▸ Task brief:
Your task is to find every line of the data that holds the string "tháng" and copy it.

▸ Listed entries:
★ ★ ★ ★ ★ ★ ★
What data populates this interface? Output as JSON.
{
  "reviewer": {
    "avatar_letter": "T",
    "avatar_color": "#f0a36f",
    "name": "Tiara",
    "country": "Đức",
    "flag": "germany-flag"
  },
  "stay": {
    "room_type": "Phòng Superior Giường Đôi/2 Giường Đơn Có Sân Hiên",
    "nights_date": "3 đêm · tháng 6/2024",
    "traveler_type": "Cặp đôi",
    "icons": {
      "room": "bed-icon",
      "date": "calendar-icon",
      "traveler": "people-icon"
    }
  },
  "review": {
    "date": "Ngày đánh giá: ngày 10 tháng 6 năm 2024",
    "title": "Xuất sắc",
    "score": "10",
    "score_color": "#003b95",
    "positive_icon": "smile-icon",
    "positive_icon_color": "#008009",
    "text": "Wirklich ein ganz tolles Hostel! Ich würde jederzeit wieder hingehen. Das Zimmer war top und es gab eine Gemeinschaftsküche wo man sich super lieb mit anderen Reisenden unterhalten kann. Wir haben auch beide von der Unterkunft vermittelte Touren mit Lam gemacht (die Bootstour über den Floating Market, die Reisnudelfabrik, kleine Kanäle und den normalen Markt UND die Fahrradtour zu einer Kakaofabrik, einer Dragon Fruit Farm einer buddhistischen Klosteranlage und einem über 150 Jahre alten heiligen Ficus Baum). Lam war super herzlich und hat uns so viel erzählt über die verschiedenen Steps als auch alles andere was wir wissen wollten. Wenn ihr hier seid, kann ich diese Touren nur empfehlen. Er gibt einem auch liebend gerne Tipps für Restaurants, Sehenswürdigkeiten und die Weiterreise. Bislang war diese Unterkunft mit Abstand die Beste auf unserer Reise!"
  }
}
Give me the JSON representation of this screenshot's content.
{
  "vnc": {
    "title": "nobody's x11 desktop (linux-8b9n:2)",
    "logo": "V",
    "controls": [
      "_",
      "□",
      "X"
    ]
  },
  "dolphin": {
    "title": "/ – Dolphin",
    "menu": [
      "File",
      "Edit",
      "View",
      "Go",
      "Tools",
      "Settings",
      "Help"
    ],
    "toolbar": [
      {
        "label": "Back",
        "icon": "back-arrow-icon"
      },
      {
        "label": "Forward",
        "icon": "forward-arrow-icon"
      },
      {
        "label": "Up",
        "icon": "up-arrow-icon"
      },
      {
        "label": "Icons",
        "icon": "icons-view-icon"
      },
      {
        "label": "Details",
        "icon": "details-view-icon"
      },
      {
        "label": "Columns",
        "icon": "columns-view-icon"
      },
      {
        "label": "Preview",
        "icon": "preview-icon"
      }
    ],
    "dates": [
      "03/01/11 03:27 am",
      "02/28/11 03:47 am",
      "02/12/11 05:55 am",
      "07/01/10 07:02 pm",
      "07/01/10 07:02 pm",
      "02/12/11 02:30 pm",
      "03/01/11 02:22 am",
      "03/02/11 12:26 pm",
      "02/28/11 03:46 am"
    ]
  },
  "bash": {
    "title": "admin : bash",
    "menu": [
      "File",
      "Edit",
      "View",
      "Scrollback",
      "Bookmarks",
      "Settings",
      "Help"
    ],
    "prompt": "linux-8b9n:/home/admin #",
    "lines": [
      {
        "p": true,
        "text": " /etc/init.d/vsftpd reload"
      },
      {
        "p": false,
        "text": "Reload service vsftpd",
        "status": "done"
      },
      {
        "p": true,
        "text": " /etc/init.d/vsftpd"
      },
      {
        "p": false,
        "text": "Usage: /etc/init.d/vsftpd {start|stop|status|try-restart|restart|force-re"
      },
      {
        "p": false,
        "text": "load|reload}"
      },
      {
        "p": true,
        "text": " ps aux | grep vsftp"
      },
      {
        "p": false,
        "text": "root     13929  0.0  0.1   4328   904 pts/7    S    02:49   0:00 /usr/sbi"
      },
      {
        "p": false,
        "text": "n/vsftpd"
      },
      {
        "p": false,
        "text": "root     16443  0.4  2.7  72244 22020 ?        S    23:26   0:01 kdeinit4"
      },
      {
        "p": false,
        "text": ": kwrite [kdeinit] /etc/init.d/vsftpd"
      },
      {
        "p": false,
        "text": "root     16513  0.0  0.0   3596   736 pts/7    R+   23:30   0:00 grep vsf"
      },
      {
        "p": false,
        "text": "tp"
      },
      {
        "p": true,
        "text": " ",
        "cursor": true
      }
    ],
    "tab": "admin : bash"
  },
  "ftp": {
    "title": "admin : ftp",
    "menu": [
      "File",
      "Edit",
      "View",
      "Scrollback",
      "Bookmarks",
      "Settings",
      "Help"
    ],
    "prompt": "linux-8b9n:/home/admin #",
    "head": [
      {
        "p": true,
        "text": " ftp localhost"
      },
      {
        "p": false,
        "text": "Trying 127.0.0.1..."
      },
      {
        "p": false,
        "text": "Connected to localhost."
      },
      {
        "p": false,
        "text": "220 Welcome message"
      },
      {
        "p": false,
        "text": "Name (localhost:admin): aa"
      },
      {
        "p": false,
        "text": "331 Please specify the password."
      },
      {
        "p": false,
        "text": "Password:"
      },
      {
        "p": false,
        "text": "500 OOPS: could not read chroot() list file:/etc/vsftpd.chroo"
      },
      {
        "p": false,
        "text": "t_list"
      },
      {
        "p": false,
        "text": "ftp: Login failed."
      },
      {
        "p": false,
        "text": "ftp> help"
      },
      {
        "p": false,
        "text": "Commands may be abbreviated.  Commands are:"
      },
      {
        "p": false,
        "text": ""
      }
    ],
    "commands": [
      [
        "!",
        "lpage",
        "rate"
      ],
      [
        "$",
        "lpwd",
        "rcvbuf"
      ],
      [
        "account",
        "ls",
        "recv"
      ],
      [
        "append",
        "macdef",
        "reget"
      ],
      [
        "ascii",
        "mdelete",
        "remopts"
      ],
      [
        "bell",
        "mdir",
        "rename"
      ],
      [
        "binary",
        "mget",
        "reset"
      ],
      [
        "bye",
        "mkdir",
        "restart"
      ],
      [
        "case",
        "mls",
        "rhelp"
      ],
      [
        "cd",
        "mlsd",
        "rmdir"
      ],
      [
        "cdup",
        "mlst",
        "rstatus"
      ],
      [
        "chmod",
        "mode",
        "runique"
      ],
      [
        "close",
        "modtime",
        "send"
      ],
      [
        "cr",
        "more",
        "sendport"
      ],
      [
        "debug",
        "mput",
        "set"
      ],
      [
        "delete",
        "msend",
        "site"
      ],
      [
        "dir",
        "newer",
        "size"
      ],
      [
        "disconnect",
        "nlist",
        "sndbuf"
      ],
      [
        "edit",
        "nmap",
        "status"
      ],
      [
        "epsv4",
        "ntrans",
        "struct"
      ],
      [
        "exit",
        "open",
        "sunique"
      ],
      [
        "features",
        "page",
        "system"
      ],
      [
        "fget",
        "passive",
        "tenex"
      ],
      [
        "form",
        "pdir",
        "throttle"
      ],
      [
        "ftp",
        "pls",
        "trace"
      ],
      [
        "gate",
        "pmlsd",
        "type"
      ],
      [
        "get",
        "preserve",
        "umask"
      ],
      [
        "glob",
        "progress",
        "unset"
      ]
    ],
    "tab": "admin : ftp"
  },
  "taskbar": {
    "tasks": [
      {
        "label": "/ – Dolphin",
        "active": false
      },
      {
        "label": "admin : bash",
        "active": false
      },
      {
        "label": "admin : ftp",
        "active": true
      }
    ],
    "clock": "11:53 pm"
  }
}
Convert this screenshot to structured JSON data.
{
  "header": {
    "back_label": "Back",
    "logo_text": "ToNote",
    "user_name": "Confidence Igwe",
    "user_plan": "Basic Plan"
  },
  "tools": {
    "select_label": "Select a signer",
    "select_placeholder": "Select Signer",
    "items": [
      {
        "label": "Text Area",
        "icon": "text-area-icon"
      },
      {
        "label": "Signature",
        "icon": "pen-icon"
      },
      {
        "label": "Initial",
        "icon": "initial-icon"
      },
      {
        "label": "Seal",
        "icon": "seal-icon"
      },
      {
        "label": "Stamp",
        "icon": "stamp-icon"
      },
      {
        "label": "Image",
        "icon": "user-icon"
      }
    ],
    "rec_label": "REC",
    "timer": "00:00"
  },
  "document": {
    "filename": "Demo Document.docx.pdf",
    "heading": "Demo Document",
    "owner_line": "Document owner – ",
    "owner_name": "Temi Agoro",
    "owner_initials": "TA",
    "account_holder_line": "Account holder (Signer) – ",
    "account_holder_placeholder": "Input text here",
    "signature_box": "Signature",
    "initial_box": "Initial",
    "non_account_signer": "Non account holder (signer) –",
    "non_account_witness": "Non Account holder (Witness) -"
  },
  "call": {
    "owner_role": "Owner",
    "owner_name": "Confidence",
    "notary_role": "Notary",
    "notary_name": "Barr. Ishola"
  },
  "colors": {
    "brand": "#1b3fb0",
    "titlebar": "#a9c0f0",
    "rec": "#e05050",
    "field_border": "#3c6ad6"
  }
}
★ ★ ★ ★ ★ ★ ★
▸ Result of this task:
    "nights_date": "3 đêm · tháng 6/2024",
    "date": "Ngày đánh giá: ngày 10 tháng 6 năm 2024",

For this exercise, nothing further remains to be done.